A fairly high percentage of chimpanzees die shortly after they are released, even with all the measures in place to prevent this. And after many years in a sanctuary environment, reintroduction may be a stress- and distress-causing event, at least initially, for the individuals involved. Finally, the financial costs of reintroduction project can be very high, and some might argue that limited resources would be better spent on individuals remaining in sanctuaries and on efforts to protect animals still in the wild, for example, by protecting forests or educating people.
Still, reintroduction may be the right option in certain situations. Successfully released apes have many options and freedoms not available to those in sanctuaries. They can roam where they choose, and are free to spend time with individuals they prefer and avoid those they don’t get along with. They do not have to depend on people for food, water, and other necessities. Chimpanzees reintroduced to the wild avoid the sometimes unpleasant husbandry and medical procedures that are an almost universal part of sanctuary chimpanzee life.

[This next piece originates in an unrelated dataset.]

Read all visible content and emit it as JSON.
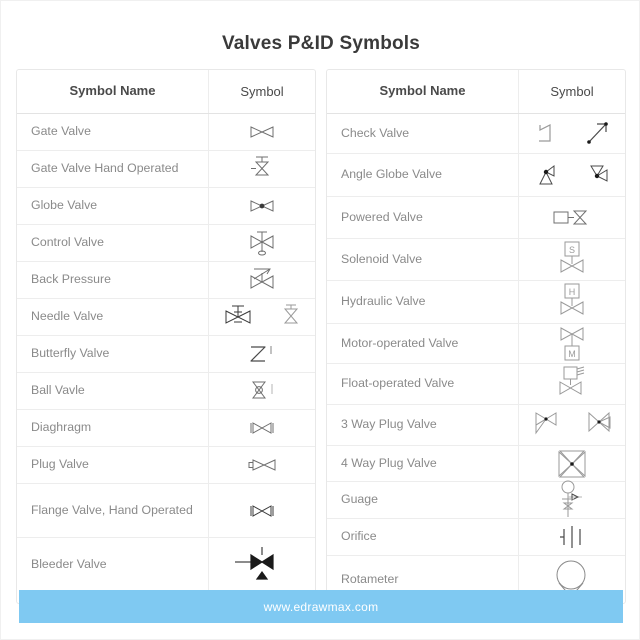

Another freedom that comes with reintroduction is the freedom to reproduce and raise offspring. Contraception is used in most sanctuaries because they do not wish to subject more animals to a life of captivity; in addition, every “vacancy” occupied by captive-born animal is not available for one who needs to be rescued. Once in the wild, reproduction not only enriches the lives of the mother and other group members, it also pulls the species a little further away from extinction in the wild—predicted by some to occur for chimpanzees in as little 15 years.

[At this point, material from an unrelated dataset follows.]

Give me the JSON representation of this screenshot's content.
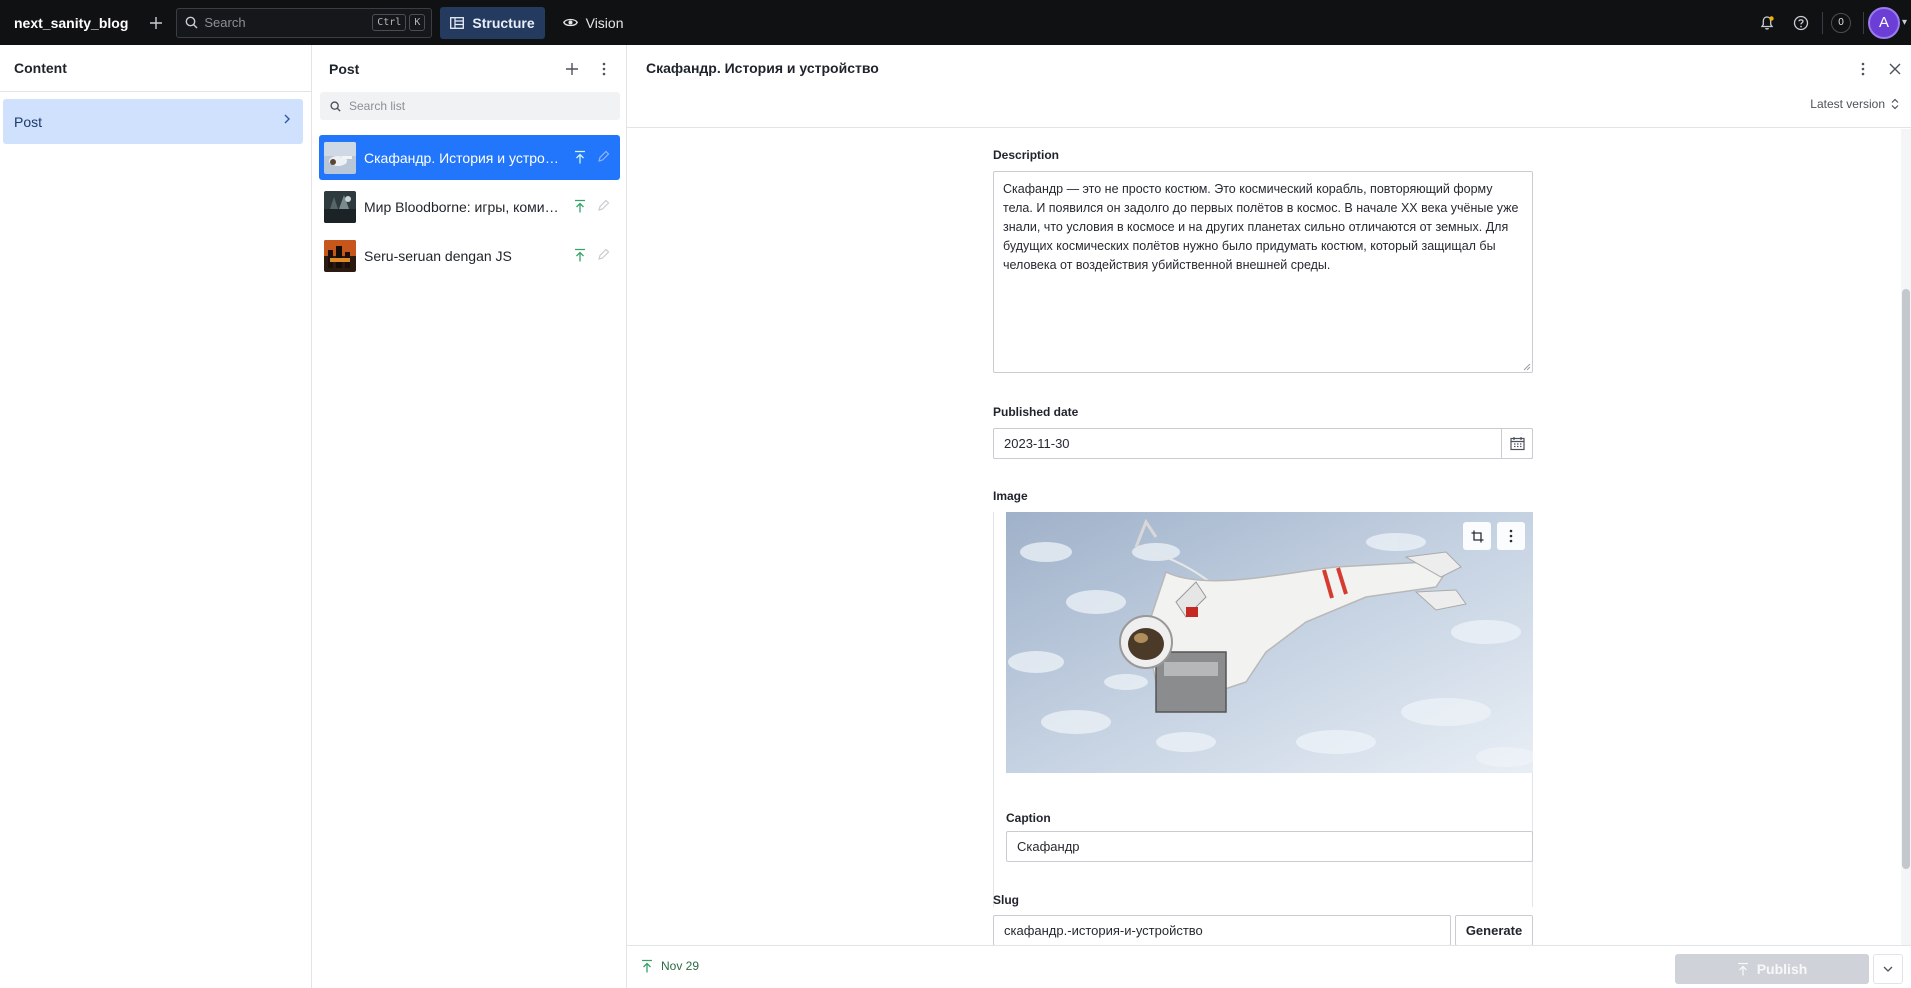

Finally, because reintroduction projects capture the hearts and imagination of many people, they can help draw attention of the plight of apes in general. Local people living in a proposed reintroduction site are “sensitized” to the idea of protecting the apes being released and this may have a ripple effect that gradually helps foster positive attitudes in the larger population.
What can we do to help?
Limited resources are one of the biggest challenges for sanctuaries, especially those in developing countries. People who want to help can donate equipment, supplies, time or money to help meet sanctuaries’ daily needs and help expand education and outreach programs. Many sanctuaries accept volunteers for extended periods, even individuals who have never worked with primates before. Since my work has a veterinary focus, I approach distributors, manufacturers, and practitioners in the hopes that they will donate medications, equipment (such as anesthesia monitors, ultrasound machines, and fracture repair instruments), and medical supplies to bring to the sanctuaries where I work.
In addition, it is important to examine how we might unintentionally be contributing to the tragedy of orphaned chimpanzees. When considering buying wood products, it may be worth looking into the source; logging companies seeking wood for Western markets contribute to the problem both by cutting roads into remote, formerly inaccessible areas of forest and by transporting illegal bushmeat out of the forest. In addition, they sometimes do not provide enough food to their workers, leading some individuals to resort to hunting primates and other wild species.
Finally, taking action on issues that harm primates in the U.S., such as medical research and use in the entertainment and pet industries, has a ripple effect for chimpanzees, gorillas and other primates still in their native regions. These campaigns always need supporters and even people with limited time to contribute can help raise the profile and the moral status of primates in our society.
These pictures were taken at three of the sanctuaries Gwendy has worked for: Limbe Wildlife Centre (in Cameroon), In Defense of Animals—Africa’s Sanaga-Yong Chimpanzee Rescue Center (in Cameroon), and the Jane Goodall Institute South Africa (Chimp Eden).